To be sure, a facility executive should enter discussions regarding codes with a firm understanding of how the building is similar to others of its type and how the facility will be expected to operate. That knowledge will help guide decisions about whether the added expense that might be necessary to exceed certain code requirements is worth it.
Larry Litchfield, manager of the Phoenix regional office for Schirmer Engineering, spent a portion of his career serving as a code official in Phoenix and San Francisco. While he says not every facility need be built to exceed code, hospitals, fire and police stations, and other special-use buildings should be. That’s because all of those facilities are not only expected to have systems that allow them to withstand a fire or natural disaster, but to continue to serve the public.

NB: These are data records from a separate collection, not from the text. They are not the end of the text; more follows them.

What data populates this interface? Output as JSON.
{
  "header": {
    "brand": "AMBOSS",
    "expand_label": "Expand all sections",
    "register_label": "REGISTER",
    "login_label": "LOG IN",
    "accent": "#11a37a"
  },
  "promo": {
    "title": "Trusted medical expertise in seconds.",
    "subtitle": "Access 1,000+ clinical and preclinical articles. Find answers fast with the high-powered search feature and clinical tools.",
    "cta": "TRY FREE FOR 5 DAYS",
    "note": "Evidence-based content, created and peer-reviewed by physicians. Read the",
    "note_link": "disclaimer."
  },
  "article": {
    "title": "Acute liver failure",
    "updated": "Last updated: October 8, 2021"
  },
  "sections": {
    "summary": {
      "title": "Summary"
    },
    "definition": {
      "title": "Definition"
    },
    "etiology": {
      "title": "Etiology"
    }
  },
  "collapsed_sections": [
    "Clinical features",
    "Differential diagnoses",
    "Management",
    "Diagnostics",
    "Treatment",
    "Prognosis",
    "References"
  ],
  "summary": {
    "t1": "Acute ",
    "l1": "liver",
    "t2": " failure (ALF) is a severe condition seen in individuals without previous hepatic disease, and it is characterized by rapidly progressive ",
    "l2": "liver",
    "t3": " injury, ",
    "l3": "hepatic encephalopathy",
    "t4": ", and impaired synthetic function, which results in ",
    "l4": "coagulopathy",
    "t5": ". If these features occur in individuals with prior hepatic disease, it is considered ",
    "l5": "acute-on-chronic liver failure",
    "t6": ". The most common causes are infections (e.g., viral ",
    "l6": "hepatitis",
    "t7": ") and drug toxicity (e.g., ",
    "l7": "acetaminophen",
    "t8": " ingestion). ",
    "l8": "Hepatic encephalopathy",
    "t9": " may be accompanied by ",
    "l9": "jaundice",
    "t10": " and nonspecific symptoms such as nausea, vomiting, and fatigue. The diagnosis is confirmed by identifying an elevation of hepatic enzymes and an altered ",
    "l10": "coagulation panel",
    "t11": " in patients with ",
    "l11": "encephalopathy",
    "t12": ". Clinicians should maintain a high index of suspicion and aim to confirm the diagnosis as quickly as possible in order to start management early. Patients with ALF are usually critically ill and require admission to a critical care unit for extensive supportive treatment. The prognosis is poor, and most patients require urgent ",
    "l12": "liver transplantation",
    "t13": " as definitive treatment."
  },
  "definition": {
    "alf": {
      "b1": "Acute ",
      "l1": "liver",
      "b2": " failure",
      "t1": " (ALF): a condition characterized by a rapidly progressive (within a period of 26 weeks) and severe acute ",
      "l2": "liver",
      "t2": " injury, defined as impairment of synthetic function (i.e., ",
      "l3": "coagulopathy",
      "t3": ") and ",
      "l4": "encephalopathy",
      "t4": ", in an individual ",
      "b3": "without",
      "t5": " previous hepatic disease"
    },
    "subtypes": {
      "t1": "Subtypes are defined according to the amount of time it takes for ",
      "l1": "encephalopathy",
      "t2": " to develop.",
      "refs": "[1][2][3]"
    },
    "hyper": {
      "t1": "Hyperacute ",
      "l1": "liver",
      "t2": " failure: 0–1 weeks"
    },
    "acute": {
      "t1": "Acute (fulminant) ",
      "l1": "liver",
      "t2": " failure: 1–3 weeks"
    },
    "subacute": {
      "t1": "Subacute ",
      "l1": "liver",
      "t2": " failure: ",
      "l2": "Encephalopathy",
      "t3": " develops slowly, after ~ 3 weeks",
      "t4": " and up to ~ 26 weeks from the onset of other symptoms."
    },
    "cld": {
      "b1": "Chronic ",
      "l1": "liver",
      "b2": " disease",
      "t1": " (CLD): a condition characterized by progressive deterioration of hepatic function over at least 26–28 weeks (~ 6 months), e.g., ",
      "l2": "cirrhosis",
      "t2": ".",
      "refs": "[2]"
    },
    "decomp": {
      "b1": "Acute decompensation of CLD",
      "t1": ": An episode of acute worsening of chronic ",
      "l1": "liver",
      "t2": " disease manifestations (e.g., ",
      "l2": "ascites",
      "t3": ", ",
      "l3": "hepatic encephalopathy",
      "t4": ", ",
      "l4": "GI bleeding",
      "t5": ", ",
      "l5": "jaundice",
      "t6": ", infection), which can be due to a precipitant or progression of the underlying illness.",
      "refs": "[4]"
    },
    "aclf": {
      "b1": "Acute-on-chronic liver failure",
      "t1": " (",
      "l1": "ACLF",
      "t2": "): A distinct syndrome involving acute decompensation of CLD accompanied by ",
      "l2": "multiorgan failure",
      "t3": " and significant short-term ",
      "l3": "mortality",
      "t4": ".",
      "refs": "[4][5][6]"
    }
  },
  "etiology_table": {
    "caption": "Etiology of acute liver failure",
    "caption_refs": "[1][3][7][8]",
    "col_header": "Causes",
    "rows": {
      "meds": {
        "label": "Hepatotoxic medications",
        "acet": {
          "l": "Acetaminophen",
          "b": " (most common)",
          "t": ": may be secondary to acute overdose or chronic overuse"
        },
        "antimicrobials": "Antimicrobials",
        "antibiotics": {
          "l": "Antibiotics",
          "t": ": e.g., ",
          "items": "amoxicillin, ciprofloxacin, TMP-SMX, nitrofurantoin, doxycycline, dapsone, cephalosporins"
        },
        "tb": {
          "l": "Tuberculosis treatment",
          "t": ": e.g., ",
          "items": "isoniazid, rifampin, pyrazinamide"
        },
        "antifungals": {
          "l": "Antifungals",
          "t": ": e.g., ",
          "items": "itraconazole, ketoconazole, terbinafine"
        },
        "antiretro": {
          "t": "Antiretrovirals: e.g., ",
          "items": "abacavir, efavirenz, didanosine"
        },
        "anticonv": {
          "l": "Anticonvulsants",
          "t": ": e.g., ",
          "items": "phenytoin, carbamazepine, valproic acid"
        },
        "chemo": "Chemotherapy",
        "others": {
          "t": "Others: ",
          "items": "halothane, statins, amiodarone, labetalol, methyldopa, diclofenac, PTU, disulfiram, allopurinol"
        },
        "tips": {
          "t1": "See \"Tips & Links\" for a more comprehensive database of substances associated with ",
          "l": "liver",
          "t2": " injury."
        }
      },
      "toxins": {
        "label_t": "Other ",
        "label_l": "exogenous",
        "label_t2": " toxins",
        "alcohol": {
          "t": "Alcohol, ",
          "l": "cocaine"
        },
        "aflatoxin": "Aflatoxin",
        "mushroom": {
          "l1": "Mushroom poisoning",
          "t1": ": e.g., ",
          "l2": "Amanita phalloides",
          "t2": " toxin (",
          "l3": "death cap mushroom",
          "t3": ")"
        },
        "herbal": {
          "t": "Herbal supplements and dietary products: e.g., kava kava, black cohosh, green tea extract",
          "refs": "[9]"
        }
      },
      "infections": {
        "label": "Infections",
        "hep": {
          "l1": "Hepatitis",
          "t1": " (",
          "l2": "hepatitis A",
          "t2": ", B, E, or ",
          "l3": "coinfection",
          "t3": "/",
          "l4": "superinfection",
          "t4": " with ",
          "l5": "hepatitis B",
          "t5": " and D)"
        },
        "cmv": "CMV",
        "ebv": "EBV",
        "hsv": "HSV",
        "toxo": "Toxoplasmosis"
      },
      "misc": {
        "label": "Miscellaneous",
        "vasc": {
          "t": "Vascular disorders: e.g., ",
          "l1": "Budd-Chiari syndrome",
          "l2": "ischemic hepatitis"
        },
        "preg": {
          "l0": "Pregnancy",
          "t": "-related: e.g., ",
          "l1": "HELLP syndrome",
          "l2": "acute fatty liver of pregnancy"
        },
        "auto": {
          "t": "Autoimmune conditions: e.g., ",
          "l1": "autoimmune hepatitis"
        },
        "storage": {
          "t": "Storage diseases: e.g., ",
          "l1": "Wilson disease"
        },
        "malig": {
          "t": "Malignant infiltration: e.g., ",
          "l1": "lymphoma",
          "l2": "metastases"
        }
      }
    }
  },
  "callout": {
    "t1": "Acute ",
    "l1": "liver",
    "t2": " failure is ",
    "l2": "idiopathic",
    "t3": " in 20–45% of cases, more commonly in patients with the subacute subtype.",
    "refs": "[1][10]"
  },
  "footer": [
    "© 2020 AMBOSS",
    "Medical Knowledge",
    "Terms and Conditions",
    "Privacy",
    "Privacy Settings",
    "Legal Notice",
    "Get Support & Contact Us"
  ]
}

In California, for example, Litchfield says hospitals anchor computers to desktops to minimize the risk of damage during earthquakes even though the code doesn’t require such a move. He’s also aware of telecommunications firms that install air-sampling equipment to detect temperature rises in equipment, a precursor to a fire. Those high-tech firms have taken those steps even though the code only requires that they install more robust smoke-detection equipment compared to conventional buildings.
Some day, he says, it’s likely that codes might require such sophisticated detection equipment. Codes usually lag what’s actually being done in some facilities by as much as three to six years.
“Most of the codes are reactionary,” Litchfield says. “So, by their design, they’re not going to be state-of-the-art.”
One of the best moves a facility executive can make is to be sure that agreements with the various contractors, designers and managers involved with a new construction or renovation project properly assign code responsibility, says Fraser of NFPA.
It’s not enough to assume that those involved with a project will build projects according to code. There should be language in the contract that requires contractors to meet codes and, if they don’t, to pay for any damages or further work that might result.
Facility executives should be forewarned that if a building owner were sued by a tenant or anybody else for damages that result from code violations, insurance companies may not pay the claim. Fraser says most insurance policies contain escape clauses that protect the insurer from paying damages if buildings do not meet local codes.
Finally, facility executives should be sure that any contractor or designer with which they work is licensed to do the work they are being asked to do. Also, make sure contractors carry workers’ compensation insurance, completed operations insurance and have the financial means to support themselves should legal problems arise, Fraser says.
Because the building owner is ultimately responsible for code compliance, they will undoubtedly be named in any lawsuit brought forth by a code violation. It would then be up to the building owner to direct the liability for damages to the contractor via the contractual terms.
“You might win a lawsuit, but you can’t get blood out of a stone,” Fraser says.